Sometimes ransomware is sent out with spam emails to thousands of recipients at once. Some spam emails are crafted incredibly well, so strict rules are required to check every file if you want to avoid an infection.
How to remove Adage
Using a competent antivirus program, such as Spyhunter, should be enough to eliminate Adage — some people choose to reinstall Windows completely, but that shouldn’t be necessary. Removing the security flaws that Adage exploited to get on your system is very important to avoid future infections. Of course, file backups are the most important.
The guide below describes a few ways to get lost data back without paying a ransom. They aren’t equally effective for everyone, but always worth trying. It’s advisable to keep a backup of the corrupted “[original name].id[[random]-2250].[[email protected]].adage” files so that they don’t get corrupted even further.
Automatic Malware removal tools
How to recover Adage Cryptovirus encrypted files and remove the virus
Step 1. Restore system into last known good state using system restore
1. Reboot your computer to Safe Mode with Command Prompt:
for Windows 7 / Vista/ XP
- Start → Shutdown → Restart → OK.
- Press F8 key repeatedly until Advanced Boot Options window appears.
- Choose Safe Mode with Command Prompt.
for Windows 8 / 10
- Press Power at Windows login screen. Then press and hold Shift key and click Restart.
- Choose Troubleshoot → Advanced Options → Startup Settings and click Restart.
- When it loads, select Enable Safe Mode with Command Prompt from the list of Startup Settings.
2.Restore System files and settings.
- When Command Prompt mode loads, enter cd restore and press Enter.
- Then enter rstrui.exe and press Enter again.
- Click “Next” in the windows that appeared.
- Select one of the Restore Points that are available before Adage Ransomware has infiltrated to your system and then click “Next”.
- To start System restore click “Yes”.
Step 2. Complete removal of Adage CryptovirusAfter restoring your system, it is recommended to scan your computer with an anti-malware program, like Spyhunter and remove all malicious files related to Adage Ransomware. You can check other tools here.
Step 3. Restore Adage Cryptovirus affected files using Shadow Volume CopiesIf you do not use System Restore option on your operating system, there is a chance to use shadow copy snapshots. They store copies of your files that point of time when the system restore snapshot was created. Usually Adage Ransomware tries to delete all possible Shadow Volume Copies, so this methods may not work on all computers. However, it may fail to do so. Shadow Volume Copies are only available with Windows XP Service Pack 2, Windows Vista, Windows 7, and Windows 8. There are two ways to retrieve your files via Shadow Volume Copy. You can do it using native Windows Previous Versions or via Shadow Explorer. a) Native Windows Previous Versions Right-click on an encrypted file and select Properties → Previous versions tab. Now you will see all available copies of that particular file and the time when it was stored in a Shadow Volume Copy. Choose the version of the file you want to retrieve and click Copy if you want to save it to some directory of your own, or Restore if you want to replace existing, encrypted file. If you want to see the content of file first, just click Open.

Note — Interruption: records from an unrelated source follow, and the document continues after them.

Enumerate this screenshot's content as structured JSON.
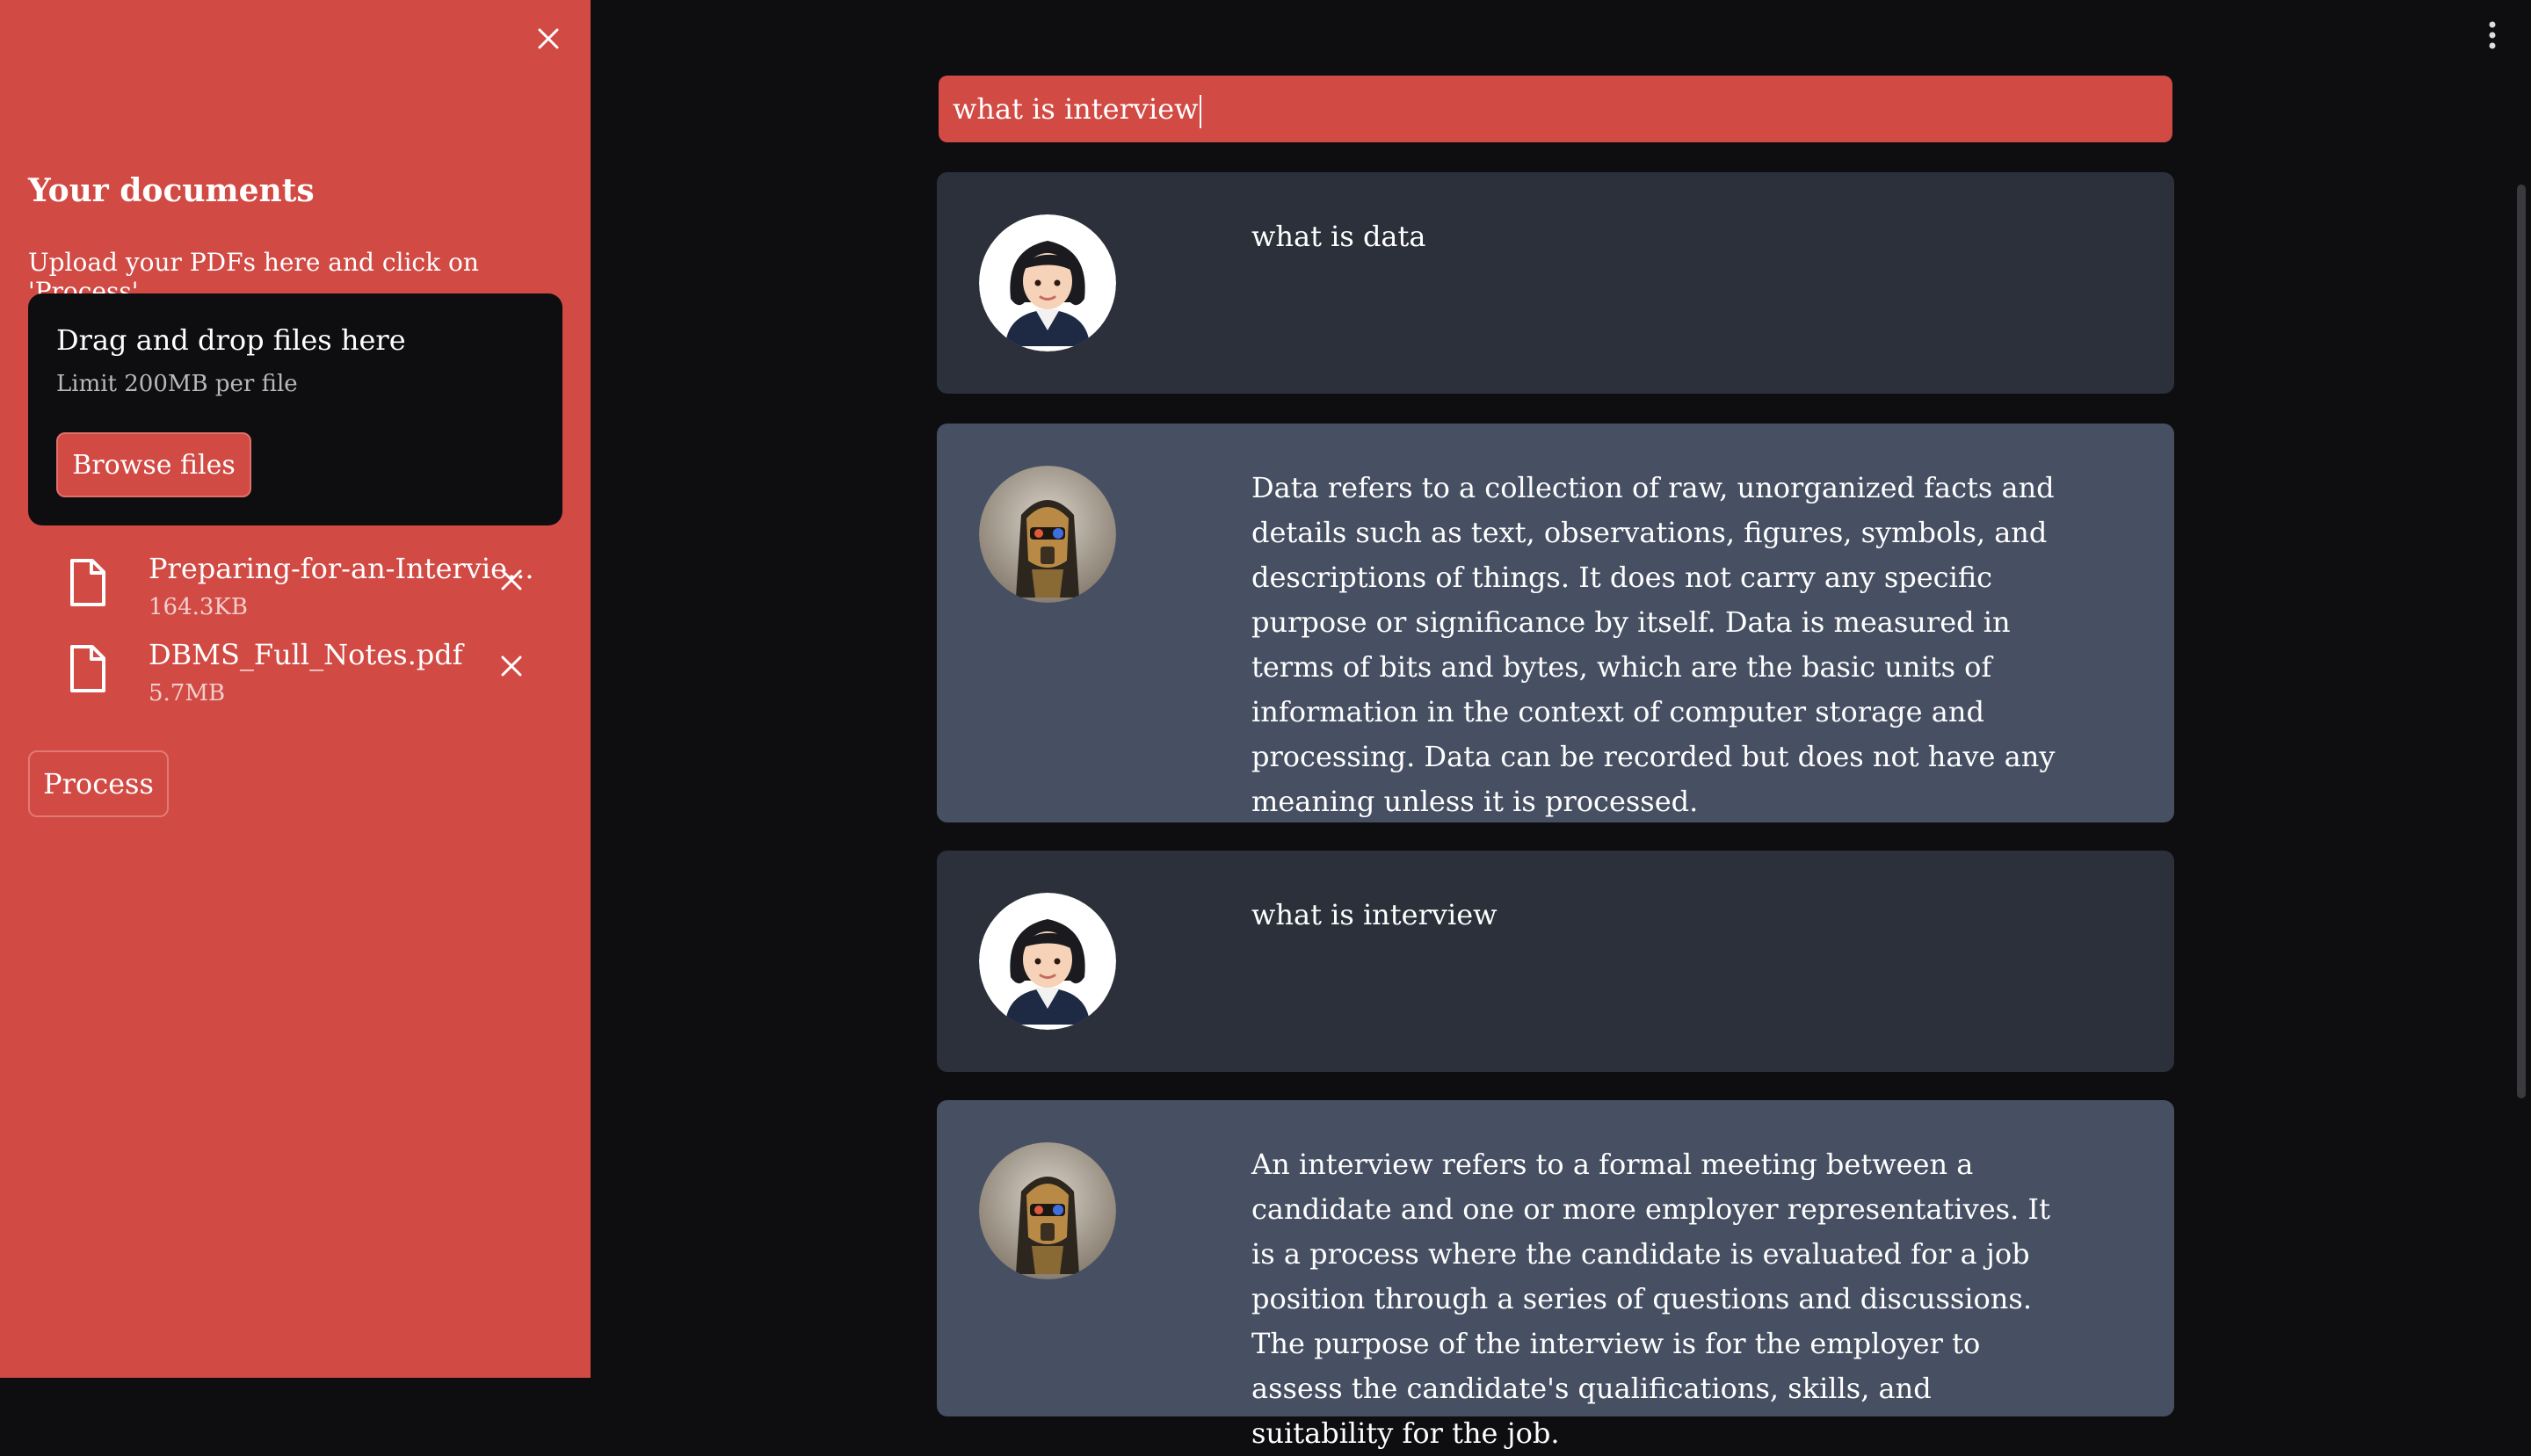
{
  "sidebar": {
    "title": "Your documents",
    "subtitle": "Upload your PDFs here and click on 'Process'",
    "dropzone": {
      "title": "Drag and drop files here",
      "limit": "Limit 200MB per file",
      "browse_label": "Browse files"
    },
    "files": [
      {
        "name": "Preparing-for-an-Intervie...",
        "size": "164.3KB"
      },
      {
        "name": "DBMS_Full_Notes.pdf",
        "size": "5.7MB"
      }
    ],
    "process_label": "Process"
  },
  "query": {
    "value": "what is interview"
  },
  "messages": [
    {
      "role": "user",
      "text": "what is data"
    },
    {
      "role": "bot",
      "text": "Data refers to a collection of raw, unorganized facts and details such as text, observations, figures, symbols, and descriptions of things. It does not carry any specific purpose or significance by itself. Data is measured in terms of bits and bytes, which are the basic units of information in the context of computer storage and processing. Data can be recorded but does not have any meaning unless it is processed."
    },
    {
      "role": "user",
      "text": "what is interview"
    },
    {
      "role": "bot",
      "text": "An interview refers to a formal meeting between a candidate and one or more employer representatives. It is a process where the candidate is evaluated for a job position through a series of questions and discussions. The purpose of the interview is for the employer to assess the candidate's qualifications, skills, and suitability for the job."
    }
  ],
  "colors": {
    "sidebar": "#d14a44",
    "background": "#0e0e10",
    "user_bubble": "#2b303b",
    "bot_bubble": "#475063"
  },
  "icons": [
    "close-icon",
    "file-icon",
    "remove-file-icon",
    "more-options-icon",
    "user-avatar",
    "bot-avatar"
  ]
}
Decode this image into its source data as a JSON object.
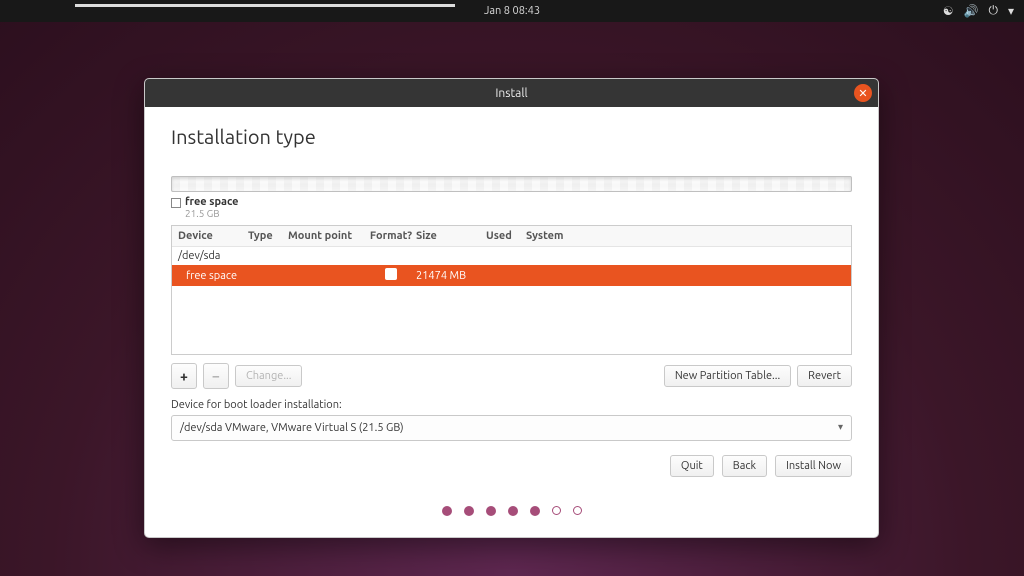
{
  "topbar": {
    "clock": "Jan 8  08:43"
  },
  "window": {
    "title": "Install"
  },
  "page": {
    "title": "Installation type"
  },
  "legend": {
    "label": "free space",
    "size": "21.5 GB"
  },
  "table": {
    "headers": {
      "device": "Device",
      "type": "Type",
      "mount": "Mount point",
      "format": "Format?",
      "size": "Size",
      "used": "Used",
      "system": "System"
    },
    "device_row": "/dev/sda",
    "selected_row": {
      "device": "free space",
      "size": "21474 MB"
    }
  },
  "toolbar": {
    "plus": "+",
    "minus": "−",
    "change": "Change...",
    "newtable": "New Partition Table...",
    "revert": "Revert"
  },
  "bootloader": {
    "label": "Device for boot loader installation:",
    "selected": "/dev/sda VMware, VMware Virtual S (21.5 GB)"
  },
  "footer": {
    "quit": "Quit",
    "back": "Back",
    "install": "Install Now"
  }
}
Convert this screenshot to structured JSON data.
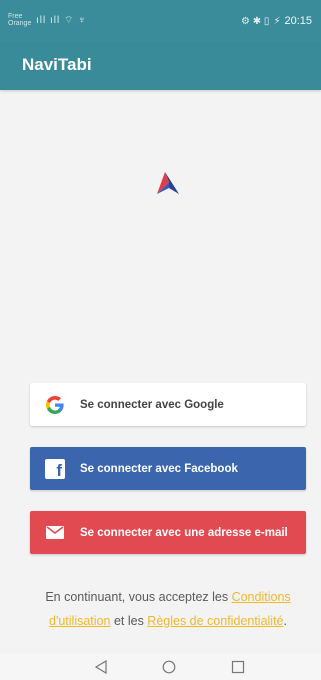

b) Shadow Explorer It is a program that can be found online for free. You can download either a full or a portable version of Shadow Explorer. Open the program. On the left top corner select the drive where the file you are looking for is a stored. You will see all folders on that drive. To retrieve a whole folder, right-click on it and select “Export”. Then choose where you want it to be stored.
Step 4. Use Data Recovery programs to recover Adage Cryptovirus encrypted filesThere are several data recovery programs that might recover encrypted files as well. This does not work in all cases but you can try this:
- We suggest using another PC and connect the infected hard drive as slave. It is still possible to do this on infected PC though.
- Download a data recovery program.
- Install and scan for recently deleted files.